The unprecedented event went off without any major hiccups, thanks in part to the efforts of Siavash Davarnia, who is kind of a jack-of-all-trades for the Ebi camp. Incidentally, Ebi actually forgot to acknowledge Davarnia during his short speech, but atoned for the error by planting two big smooches on his bandmate after exiting the stage. Some among the crowd, however, could be heard jokingly comparing the night to a marathon, as most arrived promptly for the red carpet walk at 7 p.m. and were there until the guest of honor graciously capped his thank-you speech at 1 in the morning. If not for Solati’s out-of-this-world, exuberant performance, the crowd would probably not have mustered enough energy for the night’s remaining acts to feed off.
Perhaps the lack of overall energy for the event was caused by the sheer lack of numbers of people in the crowd. One could surmise that most of the night’s performers have probably not performed in front of such a relatively sparse group; in fact, you’d be hard-pressed to find Persian singers even performing at weddings with so few guests these days.
Most tributes or similar types of events in other entertainment markets are usually held in front of hundreds — if not thousands — of people, where well-timed jokes set off large waves of laughter and standing ovations sometimes warrant the use of ear plugs. This event, however, was small and exclusive, which for most of its intent was probably they way the producers wanted it, but for some in the crowd, somewhat of a shortfall.
Such a pioneering effort by Ebi’s camp and Manoto TV should not go unappreciated however, and viewers will soon get to the experience magic of the historical night themselves when it airs. The program will be among Manoto’s special Persian New Year, or Norouz, broadcasts.
BEST DRESSED AWARD GOES TO…
The night belonged to Ebi — who looked dashing in a grey tuxedo jacket, silky black trousers and elegant bowtie to complete a distinguished yet hip formal look — and Mahshid — who was a true beacon of beauty in an off-the-shoulder, full-length purple dress.
But among the attendees, it was pop songstress Sepideh who stole the show. Accompanied by handsome husband Dale Sercu, the blonde diva looked stunning in a red and black, full-length mermaid gown by Pedram Couture designer Pedram Pasha Tehrani. Though most eyes were on Ebi and his family on this night, you couldn’t help but notice how many heads turned when Sepideh arrived at the function.
NOT-SO-BEST DRESSED AWARD GOES TO…
This is a tough one, because for the most part, everyone stepped up their fashion game for this extravagant affair.

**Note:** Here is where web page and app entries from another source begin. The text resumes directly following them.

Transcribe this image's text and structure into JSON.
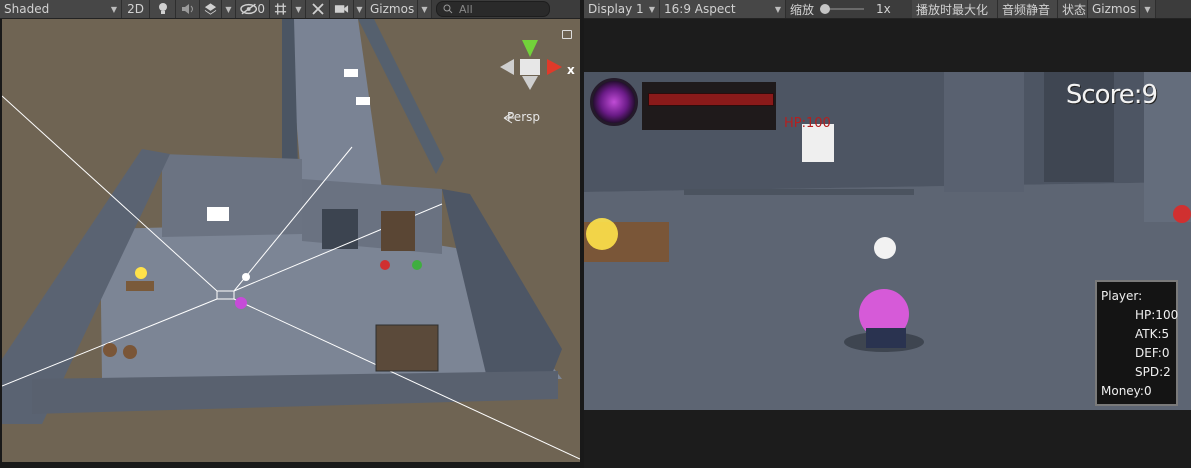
{
  "scene_toolbar": {
    "shading_mode": "Shaded",
    "mode_2d": "2D",
    "hidden_count": "0",
    "gizmos_label": "Gizmos",
    "search_placeholder": "All"
  },
  "scene_view": {
    "projection_label": "Persp",
    "axis_x_label": "x"
  },
  "game_toolbar": {
    "display": "Display 1",
    "aspect": "16:9 Aspect",
    "scale_label": "缩放",
    "scale_value": "1x",
    "maximize_on_play": "播放时最大化",
    "mute_audio": "音频静音",
    "stats": "状态",
    "gizmos_label": "Gizmos"
  },
  "game_view": {
    "score": "Score:9",
    "enemy_hp": "HP:100",
    "player_panel": {
      "title": "Player:",
      "hp": "HP:100",
      "atk": "ATK:5",
      "def": "DEF:0",
      "spd": "SPD:2",
      "money": "Money:0"
    }
  },
  "colors": {
    "toolbar_bg": "#3c3c3c",
    "editor_bg": "#191919",
    "floor": "#5d6573",
    "health_bar": "#8a1a1a",
    "score_text": "#f3f3f3",
    "hp_text": "#b52020"
  },
  "icons": [
    "light-icon",
    "audio-icon",
    "effects-icon",
    "visibility-icon",
    "grid-icon",
    "tools-icon",
    "camera-icon",
    "search-icon",
    "lock-icon",
    "scene-gizmo-icon",
    "chevron-down-icon"
  ]
}
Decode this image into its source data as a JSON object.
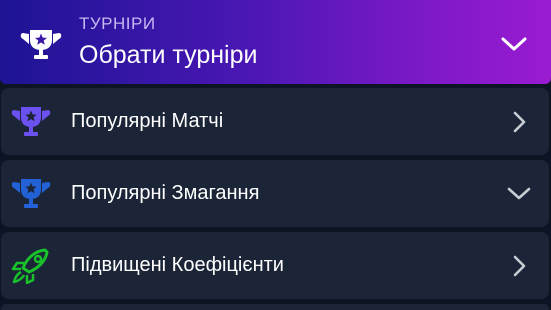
{
  "header": {
    "kicker": "ТУРНІРИ",
    "title": "Обрати турніри",
    "icon": "trophy-icon",
    "chevron": "chevron-down-icon",
    "gradient": [
      "#1d1494",
      "#9a1bd2"
    ]
  },
  "items": [
    {
      "label": "Популярні Матчі",
      "icon": "trophy-star-icon",
      "icon_color": "#6b52f0",
      "chevron": "chevron-right-icon"
    },
    {
      "label": "Популярні Змагання",
      "icon": "trophy-star-icon",
      "icon_color": "#2262d6",
      "chevron": "chevron-down-icon"
    },
    {
      "label": "Підвищені Коефіцієнти",
      "icon": "rocket-icon",
      "icon_color": "#19c12a",
      "chevron": "chevron-right-icon"
    }
  ],
  "colors": {
    "background": "#0d1525",
    "row": "#1b2537",
    "chevron": "#c8ccd4"
  }
}
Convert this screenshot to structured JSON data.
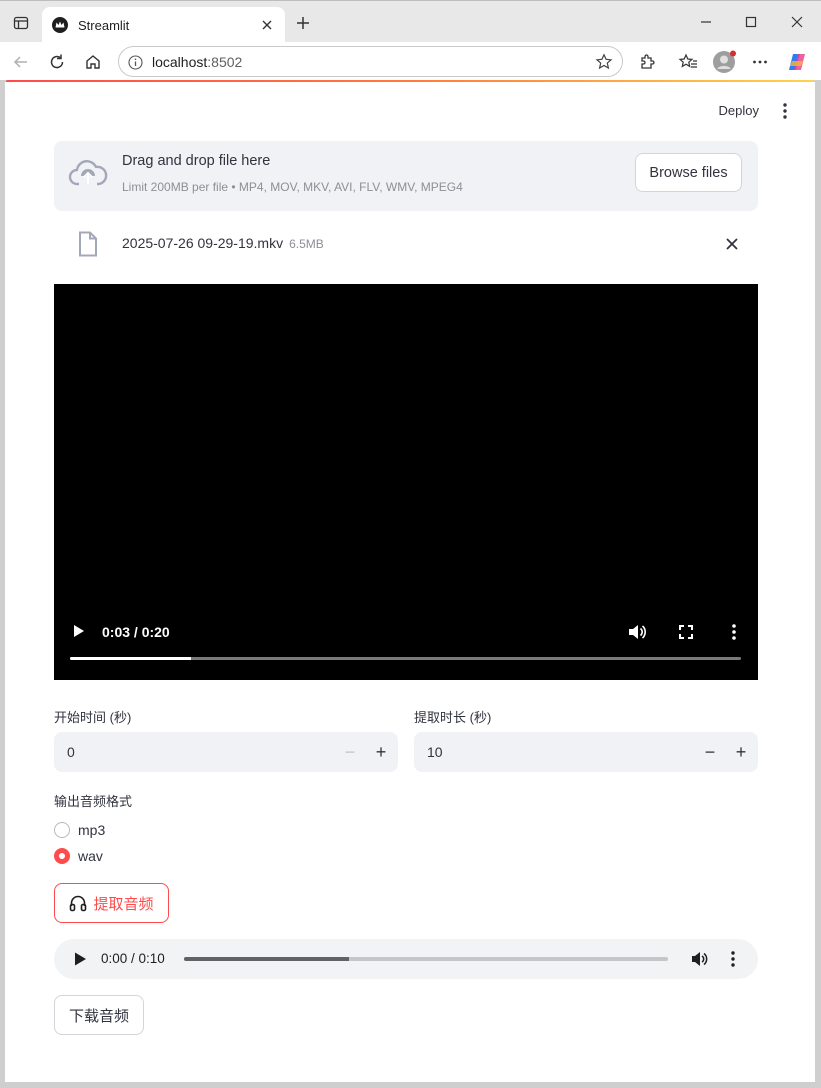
{
  "browser": {
    "tab_title": "Streamlit",
    "url_host": "localhost",
    "url_port": ":8502"
  },
  "header": {
    "deploy_label": "Deploy"
  },
  "uploader": {
    "title": "Drag and drop file here",
    "limit": "Limit 200MB per file • MP4, MOV, MKV, AVI, FLV, WMV, MPEG4",
    "browse_label": "Browse files",
    "file_name": "2025-07-26 09-29-19.mkv",
    "file_size": "6.5MB"
  },
  "video": {
    "time": "0:03 / 0:20",
    "progress": 0.18
  },
  "start_time": {
    "label": "开始时间 (秒)",
    "value": "0"
  },
  "duration": {
    "label": "提取时长 (秒)",
    "value": "10"
  },
  "format": {
    "label": "输出音频格式",
    "options": [
      "mp3",
      "wav"
    ],
    "selected": "wav"
  },
  "extract_button": {
    "label": "提取音频"
  },
  "audio": {
    "time": "0:00 / 0:10",
    "progress": 0.34
  },
  "download_button": {
    "label": "下载音频"
  },
  "colors": {
    "primary": "#ff4b4b",
    "secondary_bg": "#f0f2f6",
    "text": "#31333f"
  },
  "icons": [
    "sidebar-toggle-icon",
    "streamlit-crown-icon",
    "close-icon",
    "plus-icon",
    "minimize-icon",
    "maximize-icon",
    "back-icon",
    "reload-icon",
    "home-icon",
    "info-icon",
    "star-icon",
    "extensions-icon",
    "favorites-icon",
    "profile-icon",
    "more-icon",
    "copilot-icon",
    "cloud-upload-icon",
    "file-icon",
    "headphones-icon",
    "play-icon",
    "volume-icon",
    "fullscreen-icon"
  ]
}
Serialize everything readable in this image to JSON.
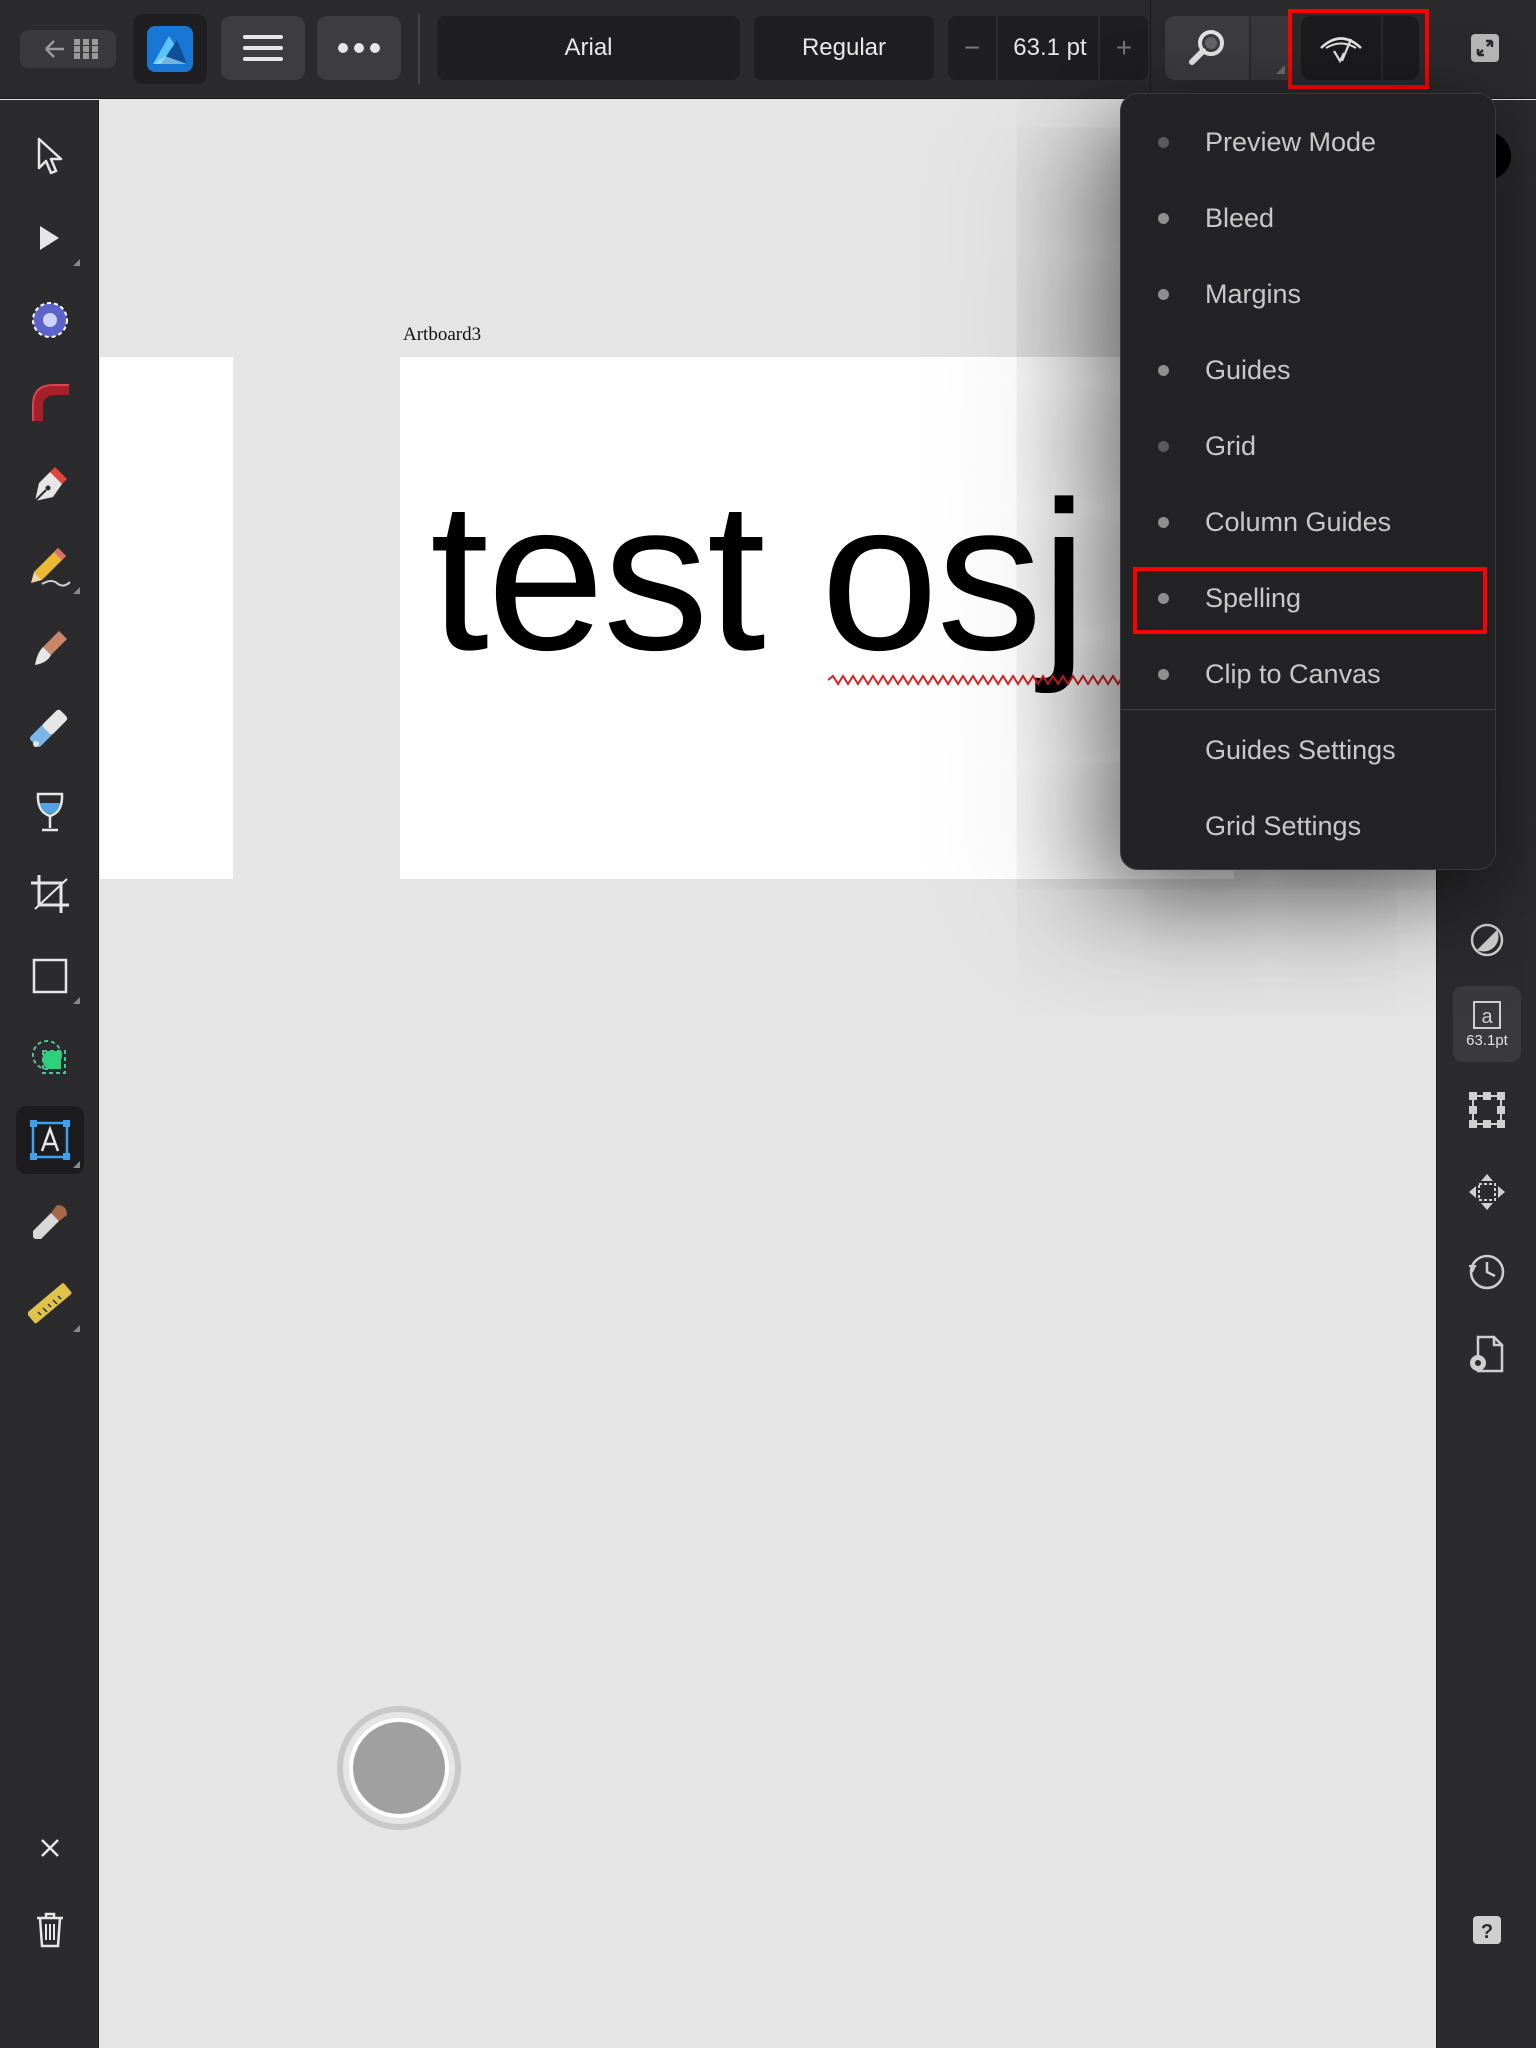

However, there were a few fashion faux paus that could have been avoided.
Mystery woman Negar Nicole Araie from Toronto, who was Babak Amini’s date for the evening, is the complete package: pretty, slender and tall. In other words, a perfect candidate to wear almost any dress and look good doing it. However, her choice of outfit for the night was unflattering. The blush hue of the dress was exquisite. The dress itself? Not so much.
Black Cats band leader and producer Shahbal Shabpareh is the “Popfather” of Persian music, and arguably the hippest 76-year-old in the world. But on a night when the majority of his colleagues were dressed to the nines – this was a black-tie affair, after all – Shahbal dropped the ball in a major way, boasting a black, collarless shirt and a black leather jacket with slacks. In all fairness, suits and ties aren’t conducive to perpetuating the Black Cats’ rebellious, cool image. But even rappers Drake and Jay-Z know when that sometimes, one is relegated to wearing a 2-piece smoking.